John Habergham, Myton Law, Hull U.K.

[Ed Note: the following is a summary of remarks made by John Habergham at a recent BIFA Regional Meeting]

It is 10 years since the last revision of Incoterms, 2010,
and I think that, although much anticipated, the new version appears to be a
bit of a damp squib.  Certainly, on an
immediate view, there appears to be little significant change.

First, there has been a re-ordering of the rules which apply to any mode of transport: Delivered at places (DAP) now being placed ahead of what was delivered at terminal (DAT).

This is because in DAP, delivery takes place when the goods
are made available to the buyer on the arriving means of transport ready for
unloading.  Under what was DAT, delivery
took place once the act of unloading had taken place.  Therefore, logically, DAP should come ahead
of DAT because it has a lesser obligation upon the seller. 

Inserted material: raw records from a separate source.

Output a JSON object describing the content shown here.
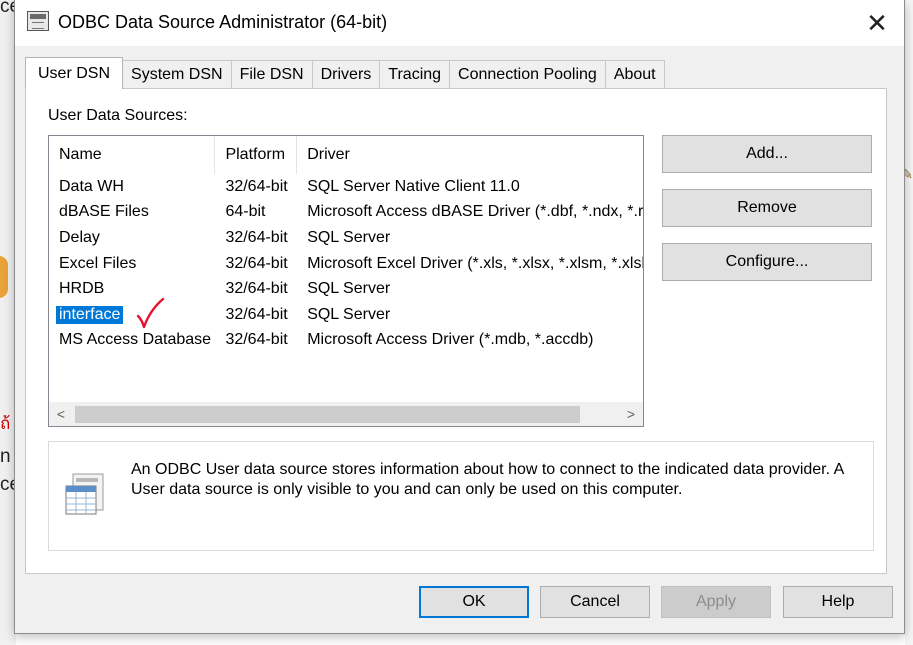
{
  "background": {
    "fragments": [
      "ce",
      "n",
      "ce"
    ],
    "red_fragment": "ถ้"
  },
  "window": {
    "title": "ODBC Data Source Administrator (64-bit)",
    "close_label": "✕"
  },
  "tabs": [
    {
      "label": "User DSN",
      "active": true
    },
    {
      "label": "System DSN"
    },
    {
      "label": "File DSN"
    },
    {
      "label": "Drivers"
    },
    {
      "label": "Tracing"
    },
    {
      "label": "Connection Pooling"
    },
    {
      "label": "About"
    }
  ],
  "user_dsn": {
    "section_label": "User Data Sources:",
    "columns": {
      "name": "Name",
      "platform": "Platform",
      "driver": "Driver"
    },
    "rows": [
      {
        "name": "Data WH",
        "platform": "32/64-bit",
        "driver": "SQL Server Native Client 11.0"
      },
      {
        "name": "dBASE Files",
        "platform": "64-bit",
        "driver": "Microsoft Access dBASE Driver (*.dbf, *.ndx, *.r"
      },
      {
        "name": "Delay",
        "platform": "32/64-bit",
        "driver": "SQL Server"
      },
      {
        "name": "Excel Files",
        "platform": "32/64-bit",
        "driver": "Microsoft Excel Driver (*.xls, *.xlsx, *.xlsm, *.xlsb"
      },
      {
        "name": "HRDB",
        "platform": "32/64-bit",
        "driver": "SQL Server"
      },
      {
        "name": "interface",
        "platform": "32/64-bit",
        "driver": "SQL Server",
        "selected": true
      },
      {
        "name": "MS Access Database",
        "platform": "32/64-bit",
        "driver": "Microsoft Access Driver (*.mdb, *.accdb)"
      }
    ],
    "scroll_left": "<",
    "scroll_right": ">",
    "buttons": {
      "add": "Add...",
      "remove": "Remove",
      "configure": "Configure..."
    },
    "info_text": "An ODBC User data source stores information about how to connect to the indicated data provider.   A User data source is only visible to you and can only be used on this computer."
  },
  "footer": {
    "ok": "OK",
    "cancel": "Cancel",
    "apply": "Apply",
    "help": "Help"
  },
  "colors": {
    "selection": "#0078d7",
    "checkmark": "#e8102e"
  },
  "icons": {
    "title": "odbc-window-icon",
    "info": "data-table-icon",
    "annotation": "red-checkmark-icon"
  }
}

In any event, DAT has become DPU – delivered at place
unloaded.  The purpose really is to
emphasise that as this rule was applicable for carriage by any mode of
transport, the place of delivery need not be a “terminal” that is more
synonymous with carriage by sea.

But the International Chamber of Commerce, themselves, don’t
think that the changes are cosmetic. 
They are of the view that their changes are substantial attempts to make
the international trading community more readily understand the rules, how they
work and which may, therefore, have been more appropriate for their particular
line of business.

In this regard, what were Guidance Notes and which appear at
the start of each particular rule are now titled “Explanatory Notes for Users”
and they are more detailed.  There are
more schematics. The idea is to explain when risk transfers and how costs are
allocated.  As ever, the idea is that the
more certainty there is in these matters, the less potential for disputes.

Costs: A further example is costs.  Previously, costs could be found amongst the various lettered paragraphs.  What they have done now is to lump costs into one particular place so it is, as they say, a “one stop list of costs”.

Security, reflecting the heightened status of security in the world as a whole, and noting that the security related obligations are mainly to do with carriage, security related obligations are included in the carriage requirements of each particular rule.  Security relating to costs are also given a more prominent position in the costs article.  See A4 and A7 of each Incoterm rule and A9 and B9.

Insurance: remember that CIF applies to carriage by sea.  CIP, which is essentially the same obligations upon the seller, applies to any mode of transport.

In the 2010 Rules, the obligation in this regard was to
procure cover on Institute of Cargo Clauses C – in other words the minimum
cover and itemising perils.  There was
pressure to have the bench mark to be 
ICC(A) – all risks.  But in the
end, after some debate, and after pressure from certain industry sectors, it
was agreed that ICC (C) should remain for ocean carriage – CIF,; but for CIP,
ICC(A) would be the norm.  In either
stance, parties can contract for either higher or lower standards of cover.

Own carriage: previous Incoterms were premised on carriage by a third party.

But in their deliberations leading up to Incoterms 2020, the
committee realised that, in some instances, both sellers and buyers were using
their own transport and the rules didn’t appear to take into account this
scenario.  So, certain of the rules, FCA
(applicable to buyers) and DAP, DPU and DDP (applicable to sellers) the now
cater not only for making a contract of carriage but also for simply arranging
the necessary carriage.

Bills of lading and FCA: In FCA sales, it was considered that banks, in documentary credit type transactions, would want an “on board” notation in the bill of lading.  But delivery under the FCA rule occurs before loading on board the vessel.  This is because FCA can be used for any mode of transport and there may be a road leg before ocean carriage.  Delivery can take place at the seller’s premises.  So an on board bill of lading would be difficult to obtain.  To solve this particular problem, FCA now provides an additional option the parties can agree that the buyer will instruct its carrier to issue an on board bill of lading to the seller after the loading of goods, the seller then being obliged to tender that bill to the buyer – typically through the banks in a documentary credit type transaction.  The ICC were clearly unhappy about this blurring but made it clear that they were simply responding to a market driven need.